## Goal of the exercise
Look through the records and copy each line with the string "this" in it.

(App and web page records)
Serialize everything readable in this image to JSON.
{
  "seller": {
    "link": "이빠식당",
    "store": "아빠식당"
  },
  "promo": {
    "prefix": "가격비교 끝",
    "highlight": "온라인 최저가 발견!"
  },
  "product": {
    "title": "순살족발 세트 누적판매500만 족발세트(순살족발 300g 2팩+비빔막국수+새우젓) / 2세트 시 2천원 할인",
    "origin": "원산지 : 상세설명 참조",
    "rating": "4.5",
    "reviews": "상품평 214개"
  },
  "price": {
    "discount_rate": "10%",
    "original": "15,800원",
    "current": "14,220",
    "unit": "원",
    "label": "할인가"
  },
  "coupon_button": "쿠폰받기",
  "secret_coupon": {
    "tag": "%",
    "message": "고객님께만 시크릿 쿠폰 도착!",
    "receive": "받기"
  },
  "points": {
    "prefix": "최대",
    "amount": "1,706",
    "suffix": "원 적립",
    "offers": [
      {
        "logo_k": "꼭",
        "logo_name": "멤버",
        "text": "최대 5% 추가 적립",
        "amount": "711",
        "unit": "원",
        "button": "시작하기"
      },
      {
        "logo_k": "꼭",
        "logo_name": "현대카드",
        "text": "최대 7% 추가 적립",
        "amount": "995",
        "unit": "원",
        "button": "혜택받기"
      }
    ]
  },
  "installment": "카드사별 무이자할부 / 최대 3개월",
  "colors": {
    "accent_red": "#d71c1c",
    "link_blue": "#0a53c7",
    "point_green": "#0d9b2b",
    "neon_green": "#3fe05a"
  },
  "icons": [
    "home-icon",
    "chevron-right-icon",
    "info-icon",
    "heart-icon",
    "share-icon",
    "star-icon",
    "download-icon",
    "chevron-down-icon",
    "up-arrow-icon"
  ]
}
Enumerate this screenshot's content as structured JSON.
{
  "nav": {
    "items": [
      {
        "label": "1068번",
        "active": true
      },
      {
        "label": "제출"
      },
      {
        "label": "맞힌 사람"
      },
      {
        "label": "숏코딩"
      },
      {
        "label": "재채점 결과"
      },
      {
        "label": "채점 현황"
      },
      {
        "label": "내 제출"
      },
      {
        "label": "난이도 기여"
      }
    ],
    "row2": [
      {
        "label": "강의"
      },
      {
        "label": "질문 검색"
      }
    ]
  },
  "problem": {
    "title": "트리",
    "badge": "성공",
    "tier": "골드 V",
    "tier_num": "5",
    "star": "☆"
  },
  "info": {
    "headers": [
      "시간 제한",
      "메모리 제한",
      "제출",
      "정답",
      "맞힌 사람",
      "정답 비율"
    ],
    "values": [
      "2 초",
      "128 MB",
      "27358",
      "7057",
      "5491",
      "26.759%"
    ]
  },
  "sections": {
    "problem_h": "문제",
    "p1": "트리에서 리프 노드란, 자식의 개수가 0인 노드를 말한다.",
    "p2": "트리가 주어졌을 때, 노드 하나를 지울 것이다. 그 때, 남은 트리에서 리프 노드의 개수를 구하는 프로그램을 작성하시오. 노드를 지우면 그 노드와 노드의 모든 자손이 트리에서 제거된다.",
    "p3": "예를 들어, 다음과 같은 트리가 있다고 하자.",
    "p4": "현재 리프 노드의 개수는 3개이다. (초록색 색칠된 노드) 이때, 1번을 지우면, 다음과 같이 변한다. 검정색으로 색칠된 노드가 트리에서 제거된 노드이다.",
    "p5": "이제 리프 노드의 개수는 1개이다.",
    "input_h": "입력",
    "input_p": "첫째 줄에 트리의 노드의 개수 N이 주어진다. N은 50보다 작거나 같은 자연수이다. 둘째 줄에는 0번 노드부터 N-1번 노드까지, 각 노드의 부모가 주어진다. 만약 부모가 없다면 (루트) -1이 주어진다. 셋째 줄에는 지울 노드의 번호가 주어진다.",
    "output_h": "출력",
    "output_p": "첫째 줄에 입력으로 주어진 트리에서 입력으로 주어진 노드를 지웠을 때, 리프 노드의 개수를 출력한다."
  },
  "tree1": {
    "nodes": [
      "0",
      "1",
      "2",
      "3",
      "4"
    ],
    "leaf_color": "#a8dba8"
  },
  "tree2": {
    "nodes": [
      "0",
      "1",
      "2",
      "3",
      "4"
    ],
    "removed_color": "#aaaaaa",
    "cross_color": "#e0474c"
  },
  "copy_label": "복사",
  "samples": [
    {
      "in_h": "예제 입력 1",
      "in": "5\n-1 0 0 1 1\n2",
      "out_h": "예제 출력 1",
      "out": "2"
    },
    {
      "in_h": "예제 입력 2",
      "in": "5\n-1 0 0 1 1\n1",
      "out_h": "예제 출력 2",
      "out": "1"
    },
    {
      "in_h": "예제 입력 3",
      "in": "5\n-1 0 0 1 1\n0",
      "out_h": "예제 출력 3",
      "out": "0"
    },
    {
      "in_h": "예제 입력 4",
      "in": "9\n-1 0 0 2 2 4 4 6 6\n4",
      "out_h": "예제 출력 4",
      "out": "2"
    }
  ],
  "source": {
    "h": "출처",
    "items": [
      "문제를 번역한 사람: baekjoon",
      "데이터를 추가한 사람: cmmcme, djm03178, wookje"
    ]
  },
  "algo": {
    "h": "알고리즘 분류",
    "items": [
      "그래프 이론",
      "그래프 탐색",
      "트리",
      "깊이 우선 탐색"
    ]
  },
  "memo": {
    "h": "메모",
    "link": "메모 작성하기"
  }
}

## Solved exercise
Serialize everything readable in this image to JSON.
Enumerate this screenshot's content as structured JSON.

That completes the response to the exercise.